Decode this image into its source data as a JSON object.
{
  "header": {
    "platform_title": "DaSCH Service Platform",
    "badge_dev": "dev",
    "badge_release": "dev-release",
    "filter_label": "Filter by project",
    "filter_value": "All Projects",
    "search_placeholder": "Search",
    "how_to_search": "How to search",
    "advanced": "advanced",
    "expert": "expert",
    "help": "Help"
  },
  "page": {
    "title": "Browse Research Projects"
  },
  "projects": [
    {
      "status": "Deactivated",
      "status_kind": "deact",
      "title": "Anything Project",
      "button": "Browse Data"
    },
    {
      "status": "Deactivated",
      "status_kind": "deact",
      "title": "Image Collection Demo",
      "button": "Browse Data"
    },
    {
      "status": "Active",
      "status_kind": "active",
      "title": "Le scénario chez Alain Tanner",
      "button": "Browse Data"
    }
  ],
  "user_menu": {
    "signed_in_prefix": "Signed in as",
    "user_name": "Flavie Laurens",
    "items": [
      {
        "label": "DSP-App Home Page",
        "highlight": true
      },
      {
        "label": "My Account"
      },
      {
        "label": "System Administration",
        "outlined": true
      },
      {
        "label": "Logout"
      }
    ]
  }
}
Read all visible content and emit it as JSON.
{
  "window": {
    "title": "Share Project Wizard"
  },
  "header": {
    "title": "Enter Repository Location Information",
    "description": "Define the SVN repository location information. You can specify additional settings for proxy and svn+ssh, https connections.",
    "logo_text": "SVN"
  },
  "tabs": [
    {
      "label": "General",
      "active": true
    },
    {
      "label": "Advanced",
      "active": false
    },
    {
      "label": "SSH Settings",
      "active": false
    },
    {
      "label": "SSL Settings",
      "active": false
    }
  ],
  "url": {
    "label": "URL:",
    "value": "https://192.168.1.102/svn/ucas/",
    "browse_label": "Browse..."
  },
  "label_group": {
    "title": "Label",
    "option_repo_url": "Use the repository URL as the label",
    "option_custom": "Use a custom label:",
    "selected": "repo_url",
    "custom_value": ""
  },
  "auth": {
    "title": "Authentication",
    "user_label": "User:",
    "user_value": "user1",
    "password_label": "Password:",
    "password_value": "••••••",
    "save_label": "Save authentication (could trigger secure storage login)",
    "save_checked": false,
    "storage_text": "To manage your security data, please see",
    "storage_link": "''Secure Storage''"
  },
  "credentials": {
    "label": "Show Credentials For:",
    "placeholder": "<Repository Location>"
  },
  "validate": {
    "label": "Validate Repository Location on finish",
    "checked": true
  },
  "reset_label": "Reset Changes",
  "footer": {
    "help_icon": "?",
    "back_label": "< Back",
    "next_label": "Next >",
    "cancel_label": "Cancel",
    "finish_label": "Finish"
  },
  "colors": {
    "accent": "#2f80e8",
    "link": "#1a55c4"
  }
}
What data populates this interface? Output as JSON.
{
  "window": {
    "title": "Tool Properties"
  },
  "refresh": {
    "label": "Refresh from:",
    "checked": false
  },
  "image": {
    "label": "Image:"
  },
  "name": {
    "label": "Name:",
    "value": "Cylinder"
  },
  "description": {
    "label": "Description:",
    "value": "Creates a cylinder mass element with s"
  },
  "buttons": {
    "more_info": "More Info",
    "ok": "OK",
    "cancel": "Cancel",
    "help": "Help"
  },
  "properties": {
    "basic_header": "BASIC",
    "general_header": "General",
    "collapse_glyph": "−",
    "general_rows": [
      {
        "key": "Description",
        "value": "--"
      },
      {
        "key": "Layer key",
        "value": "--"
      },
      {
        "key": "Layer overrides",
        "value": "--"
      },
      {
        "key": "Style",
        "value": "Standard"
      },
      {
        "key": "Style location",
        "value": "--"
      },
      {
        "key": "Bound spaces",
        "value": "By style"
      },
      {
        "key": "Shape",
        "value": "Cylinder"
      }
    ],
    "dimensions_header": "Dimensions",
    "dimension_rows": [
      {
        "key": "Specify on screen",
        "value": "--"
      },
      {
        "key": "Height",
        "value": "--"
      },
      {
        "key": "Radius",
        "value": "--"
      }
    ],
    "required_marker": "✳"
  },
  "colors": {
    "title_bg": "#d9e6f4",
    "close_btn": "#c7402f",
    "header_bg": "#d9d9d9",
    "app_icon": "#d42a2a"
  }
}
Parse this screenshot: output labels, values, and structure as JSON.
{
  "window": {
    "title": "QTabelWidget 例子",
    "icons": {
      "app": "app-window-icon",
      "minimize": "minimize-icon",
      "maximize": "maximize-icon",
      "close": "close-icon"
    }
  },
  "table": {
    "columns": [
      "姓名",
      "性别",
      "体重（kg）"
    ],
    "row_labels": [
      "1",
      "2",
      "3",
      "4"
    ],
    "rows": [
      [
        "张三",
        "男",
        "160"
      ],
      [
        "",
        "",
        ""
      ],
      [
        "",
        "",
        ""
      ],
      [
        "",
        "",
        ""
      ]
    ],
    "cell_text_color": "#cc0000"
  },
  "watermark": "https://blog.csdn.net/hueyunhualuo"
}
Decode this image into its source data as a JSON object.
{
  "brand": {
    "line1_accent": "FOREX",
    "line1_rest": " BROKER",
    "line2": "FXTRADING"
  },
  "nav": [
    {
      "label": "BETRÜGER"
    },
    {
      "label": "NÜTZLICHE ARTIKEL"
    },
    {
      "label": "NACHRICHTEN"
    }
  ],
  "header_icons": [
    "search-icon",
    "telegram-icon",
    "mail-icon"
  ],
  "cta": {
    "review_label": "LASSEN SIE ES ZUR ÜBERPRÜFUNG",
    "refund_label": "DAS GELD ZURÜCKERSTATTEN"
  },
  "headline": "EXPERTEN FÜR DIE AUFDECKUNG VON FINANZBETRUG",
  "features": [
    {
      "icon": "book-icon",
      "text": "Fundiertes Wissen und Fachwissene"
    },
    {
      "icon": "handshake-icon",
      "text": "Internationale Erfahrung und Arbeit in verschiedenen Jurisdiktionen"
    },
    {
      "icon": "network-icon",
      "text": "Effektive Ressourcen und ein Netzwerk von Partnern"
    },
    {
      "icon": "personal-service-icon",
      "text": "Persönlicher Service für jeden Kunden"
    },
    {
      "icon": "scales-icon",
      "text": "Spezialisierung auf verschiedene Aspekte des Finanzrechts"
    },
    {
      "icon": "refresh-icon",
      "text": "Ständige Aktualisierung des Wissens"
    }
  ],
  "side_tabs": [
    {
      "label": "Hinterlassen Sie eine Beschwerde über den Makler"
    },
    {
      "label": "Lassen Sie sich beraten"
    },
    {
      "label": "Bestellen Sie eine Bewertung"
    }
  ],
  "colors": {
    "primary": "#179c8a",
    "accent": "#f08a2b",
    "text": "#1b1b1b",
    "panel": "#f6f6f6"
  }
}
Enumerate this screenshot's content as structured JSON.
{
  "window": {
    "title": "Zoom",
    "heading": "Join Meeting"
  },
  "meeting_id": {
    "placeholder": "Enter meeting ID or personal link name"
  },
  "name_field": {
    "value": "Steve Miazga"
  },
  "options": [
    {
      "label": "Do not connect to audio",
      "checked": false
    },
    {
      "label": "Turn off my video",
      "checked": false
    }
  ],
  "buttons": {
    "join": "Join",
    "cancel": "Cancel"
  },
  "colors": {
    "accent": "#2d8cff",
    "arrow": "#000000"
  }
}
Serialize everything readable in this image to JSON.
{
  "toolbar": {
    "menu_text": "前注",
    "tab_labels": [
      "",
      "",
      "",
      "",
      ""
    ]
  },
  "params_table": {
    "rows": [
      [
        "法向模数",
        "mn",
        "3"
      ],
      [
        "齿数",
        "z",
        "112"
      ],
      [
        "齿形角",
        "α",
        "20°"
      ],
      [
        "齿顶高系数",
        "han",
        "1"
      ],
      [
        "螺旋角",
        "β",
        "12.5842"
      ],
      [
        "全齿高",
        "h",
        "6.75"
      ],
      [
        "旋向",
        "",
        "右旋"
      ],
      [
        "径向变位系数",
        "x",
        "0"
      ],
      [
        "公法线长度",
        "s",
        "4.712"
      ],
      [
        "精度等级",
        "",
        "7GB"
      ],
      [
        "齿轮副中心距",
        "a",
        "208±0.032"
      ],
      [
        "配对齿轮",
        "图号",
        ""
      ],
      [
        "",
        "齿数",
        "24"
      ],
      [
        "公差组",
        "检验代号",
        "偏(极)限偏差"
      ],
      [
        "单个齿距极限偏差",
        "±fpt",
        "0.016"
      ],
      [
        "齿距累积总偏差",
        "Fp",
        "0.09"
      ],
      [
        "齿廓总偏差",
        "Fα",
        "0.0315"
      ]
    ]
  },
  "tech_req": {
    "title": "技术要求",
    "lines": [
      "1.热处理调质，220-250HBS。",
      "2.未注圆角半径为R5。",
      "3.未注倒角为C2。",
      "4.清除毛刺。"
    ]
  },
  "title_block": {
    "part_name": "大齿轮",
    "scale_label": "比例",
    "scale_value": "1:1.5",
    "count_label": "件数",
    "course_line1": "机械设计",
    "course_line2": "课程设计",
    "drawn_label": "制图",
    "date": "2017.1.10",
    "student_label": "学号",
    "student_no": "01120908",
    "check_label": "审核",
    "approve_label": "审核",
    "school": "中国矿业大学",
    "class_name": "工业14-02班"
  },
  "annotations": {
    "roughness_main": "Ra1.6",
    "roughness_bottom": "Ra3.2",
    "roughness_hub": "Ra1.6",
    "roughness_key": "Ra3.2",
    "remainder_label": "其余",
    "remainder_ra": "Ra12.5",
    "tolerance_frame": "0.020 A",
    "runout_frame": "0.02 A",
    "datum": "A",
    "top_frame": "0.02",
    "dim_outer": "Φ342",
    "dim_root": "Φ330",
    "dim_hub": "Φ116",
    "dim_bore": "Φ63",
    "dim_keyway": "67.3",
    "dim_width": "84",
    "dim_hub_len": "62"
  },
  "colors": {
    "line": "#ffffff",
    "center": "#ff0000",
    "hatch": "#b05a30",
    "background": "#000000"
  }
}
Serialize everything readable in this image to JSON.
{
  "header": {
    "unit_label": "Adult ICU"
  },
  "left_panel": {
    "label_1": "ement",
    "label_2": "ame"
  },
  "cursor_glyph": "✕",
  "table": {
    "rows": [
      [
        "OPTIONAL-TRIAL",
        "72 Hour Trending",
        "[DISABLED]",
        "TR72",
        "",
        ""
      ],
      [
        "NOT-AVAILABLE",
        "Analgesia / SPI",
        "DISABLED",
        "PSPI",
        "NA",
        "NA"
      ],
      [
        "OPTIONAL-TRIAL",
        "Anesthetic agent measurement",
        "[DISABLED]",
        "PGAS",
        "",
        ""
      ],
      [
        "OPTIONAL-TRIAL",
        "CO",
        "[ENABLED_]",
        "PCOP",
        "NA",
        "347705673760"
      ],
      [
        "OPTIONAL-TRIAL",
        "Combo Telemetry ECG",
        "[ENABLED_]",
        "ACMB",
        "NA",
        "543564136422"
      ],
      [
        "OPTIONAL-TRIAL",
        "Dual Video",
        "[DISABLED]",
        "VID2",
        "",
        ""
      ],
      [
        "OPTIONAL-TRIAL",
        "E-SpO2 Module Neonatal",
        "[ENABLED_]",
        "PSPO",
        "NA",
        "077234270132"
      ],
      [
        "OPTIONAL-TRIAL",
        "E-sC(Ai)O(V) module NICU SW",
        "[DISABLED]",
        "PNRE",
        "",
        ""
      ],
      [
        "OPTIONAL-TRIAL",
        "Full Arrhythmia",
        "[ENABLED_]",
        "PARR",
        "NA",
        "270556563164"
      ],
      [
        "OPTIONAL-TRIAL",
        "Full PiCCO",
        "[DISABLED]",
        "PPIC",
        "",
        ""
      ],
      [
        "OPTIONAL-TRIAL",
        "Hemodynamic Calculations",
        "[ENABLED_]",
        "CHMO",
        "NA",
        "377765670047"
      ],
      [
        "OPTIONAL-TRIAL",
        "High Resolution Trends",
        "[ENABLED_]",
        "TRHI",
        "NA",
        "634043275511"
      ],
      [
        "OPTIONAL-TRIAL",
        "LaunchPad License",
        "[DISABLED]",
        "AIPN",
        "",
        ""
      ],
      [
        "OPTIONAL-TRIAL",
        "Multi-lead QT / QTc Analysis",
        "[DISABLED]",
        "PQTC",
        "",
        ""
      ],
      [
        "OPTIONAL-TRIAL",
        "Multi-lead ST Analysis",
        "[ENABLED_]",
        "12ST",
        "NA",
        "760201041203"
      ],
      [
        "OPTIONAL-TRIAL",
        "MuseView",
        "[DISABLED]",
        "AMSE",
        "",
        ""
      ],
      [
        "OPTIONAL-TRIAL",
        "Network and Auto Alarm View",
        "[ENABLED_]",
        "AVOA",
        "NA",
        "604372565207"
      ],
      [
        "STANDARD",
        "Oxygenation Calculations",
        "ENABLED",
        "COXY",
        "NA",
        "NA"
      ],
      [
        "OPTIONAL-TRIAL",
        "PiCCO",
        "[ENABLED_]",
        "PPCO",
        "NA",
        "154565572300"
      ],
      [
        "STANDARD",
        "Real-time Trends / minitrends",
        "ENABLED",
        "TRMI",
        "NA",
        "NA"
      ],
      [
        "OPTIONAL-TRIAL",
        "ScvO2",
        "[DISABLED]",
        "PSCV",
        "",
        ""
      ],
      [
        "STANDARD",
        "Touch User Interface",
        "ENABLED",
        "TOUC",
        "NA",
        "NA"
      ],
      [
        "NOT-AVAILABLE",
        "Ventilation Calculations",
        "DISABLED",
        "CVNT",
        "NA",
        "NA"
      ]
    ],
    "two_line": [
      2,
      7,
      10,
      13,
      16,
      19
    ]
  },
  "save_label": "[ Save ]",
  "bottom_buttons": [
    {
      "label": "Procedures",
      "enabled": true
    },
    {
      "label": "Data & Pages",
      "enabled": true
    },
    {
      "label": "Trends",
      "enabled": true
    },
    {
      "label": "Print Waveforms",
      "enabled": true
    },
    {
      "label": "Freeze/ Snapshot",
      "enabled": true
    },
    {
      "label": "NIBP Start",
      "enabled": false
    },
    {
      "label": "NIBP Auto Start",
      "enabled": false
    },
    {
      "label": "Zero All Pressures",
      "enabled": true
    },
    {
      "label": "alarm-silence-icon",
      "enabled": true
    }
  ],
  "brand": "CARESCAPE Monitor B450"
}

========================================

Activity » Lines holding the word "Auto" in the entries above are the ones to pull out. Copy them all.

Output »
        "Network and Auto Alarm View",
      "label": "NIBP Auto Start",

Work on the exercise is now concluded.